What you need to do: Count the lines below containing "orchidmsa"; state the number only.

Input:

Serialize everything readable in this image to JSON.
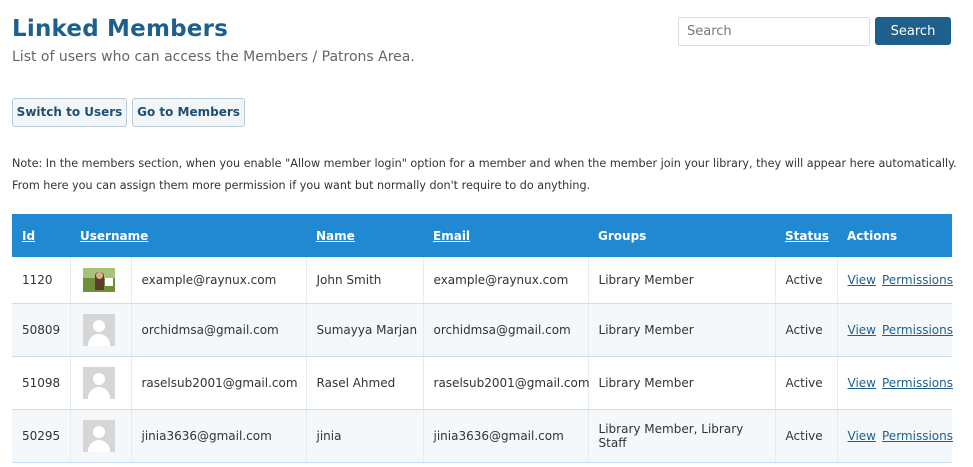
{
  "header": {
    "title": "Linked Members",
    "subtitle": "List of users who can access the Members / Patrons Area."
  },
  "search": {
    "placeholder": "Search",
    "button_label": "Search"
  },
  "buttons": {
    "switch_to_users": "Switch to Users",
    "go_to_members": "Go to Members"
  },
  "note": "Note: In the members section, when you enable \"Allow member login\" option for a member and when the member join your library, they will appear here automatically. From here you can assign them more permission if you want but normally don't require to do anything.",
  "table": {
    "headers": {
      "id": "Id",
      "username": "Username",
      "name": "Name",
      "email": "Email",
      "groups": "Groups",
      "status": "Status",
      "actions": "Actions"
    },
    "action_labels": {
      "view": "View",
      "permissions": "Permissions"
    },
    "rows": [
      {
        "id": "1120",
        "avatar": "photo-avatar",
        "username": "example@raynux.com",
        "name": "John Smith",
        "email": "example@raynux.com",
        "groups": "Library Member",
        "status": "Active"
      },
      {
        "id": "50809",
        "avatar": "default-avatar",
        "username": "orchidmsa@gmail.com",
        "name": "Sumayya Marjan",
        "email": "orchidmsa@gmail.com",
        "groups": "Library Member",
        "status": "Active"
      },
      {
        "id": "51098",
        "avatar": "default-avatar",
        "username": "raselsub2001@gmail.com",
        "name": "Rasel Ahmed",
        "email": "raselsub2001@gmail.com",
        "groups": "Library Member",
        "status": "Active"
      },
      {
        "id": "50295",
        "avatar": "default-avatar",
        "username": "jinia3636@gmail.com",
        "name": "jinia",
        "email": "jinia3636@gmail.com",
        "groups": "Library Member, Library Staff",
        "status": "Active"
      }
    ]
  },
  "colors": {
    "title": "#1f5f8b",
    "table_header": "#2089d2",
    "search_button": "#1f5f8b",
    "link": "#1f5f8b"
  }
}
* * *
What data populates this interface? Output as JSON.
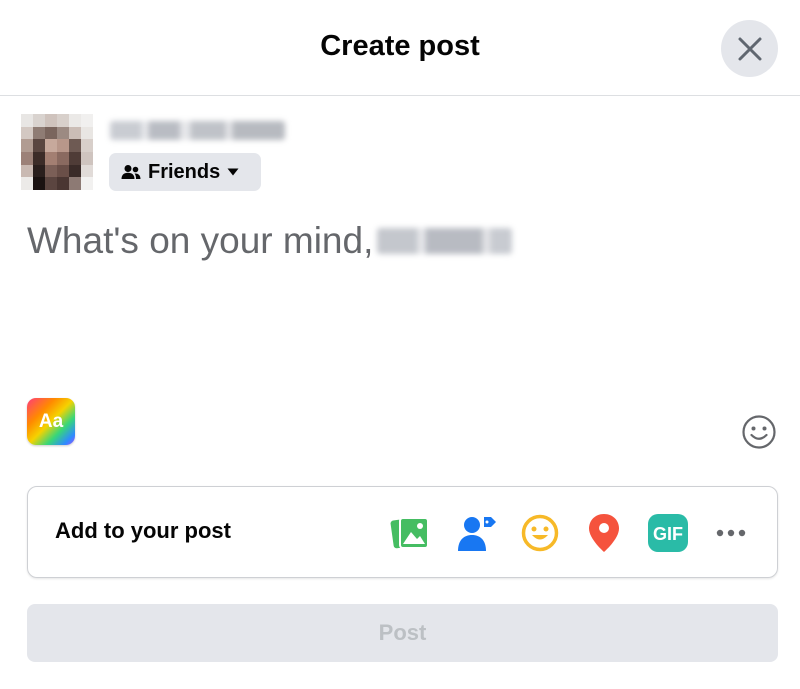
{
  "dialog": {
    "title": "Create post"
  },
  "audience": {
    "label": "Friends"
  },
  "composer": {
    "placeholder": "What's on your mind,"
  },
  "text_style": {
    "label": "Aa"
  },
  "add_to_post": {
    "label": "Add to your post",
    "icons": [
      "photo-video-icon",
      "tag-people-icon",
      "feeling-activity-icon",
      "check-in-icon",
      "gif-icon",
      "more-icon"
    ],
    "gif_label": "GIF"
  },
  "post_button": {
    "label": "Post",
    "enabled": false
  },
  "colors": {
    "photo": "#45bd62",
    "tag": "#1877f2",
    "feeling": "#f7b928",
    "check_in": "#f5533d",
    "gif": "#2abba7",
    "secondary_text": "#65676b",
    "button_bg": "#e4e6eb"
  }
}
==
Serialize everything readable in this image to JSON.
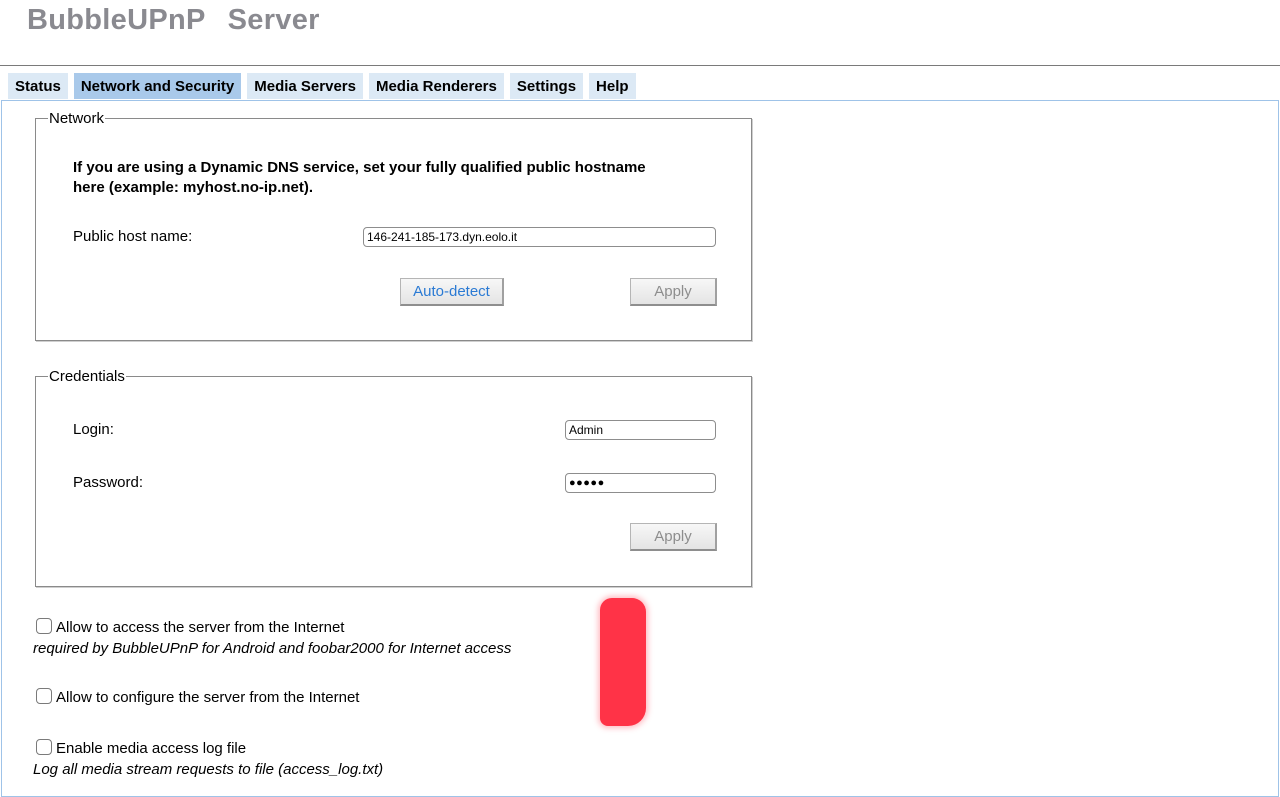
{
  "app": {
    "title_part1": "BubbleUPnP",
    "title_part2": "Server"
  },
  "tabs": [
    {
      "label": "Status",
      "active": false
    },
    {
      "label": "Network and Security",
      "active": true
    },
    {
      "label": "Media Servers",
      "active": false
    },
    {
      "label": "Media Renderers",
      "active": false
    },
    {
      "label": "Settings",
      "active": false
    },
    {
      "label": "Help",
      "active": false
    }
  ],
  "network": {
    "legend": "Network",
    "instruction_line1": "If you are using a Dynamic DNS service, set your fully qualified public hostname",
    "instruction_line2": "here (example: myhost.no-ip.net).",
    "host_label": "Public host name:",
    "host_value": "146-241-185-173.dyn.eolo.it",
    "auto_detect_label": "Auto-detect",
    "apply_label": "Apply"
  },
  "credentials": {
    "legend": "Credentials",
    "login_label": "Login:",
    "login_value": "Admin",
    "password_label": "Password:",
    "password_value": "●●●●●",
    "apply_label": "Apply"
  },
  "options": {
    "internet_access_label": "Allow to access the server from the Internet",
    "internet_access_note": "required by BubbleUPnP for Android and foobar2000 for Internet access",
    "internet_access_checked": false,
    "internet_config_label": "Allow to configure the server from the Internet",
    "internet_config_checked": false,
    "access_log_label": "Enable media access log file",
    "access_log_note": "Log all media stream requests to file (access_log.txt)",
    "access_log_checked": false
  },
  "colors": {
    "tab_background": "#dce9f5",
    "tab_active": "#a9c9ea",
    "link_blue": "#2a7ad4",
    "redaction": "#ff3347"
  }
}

Response to the task: 2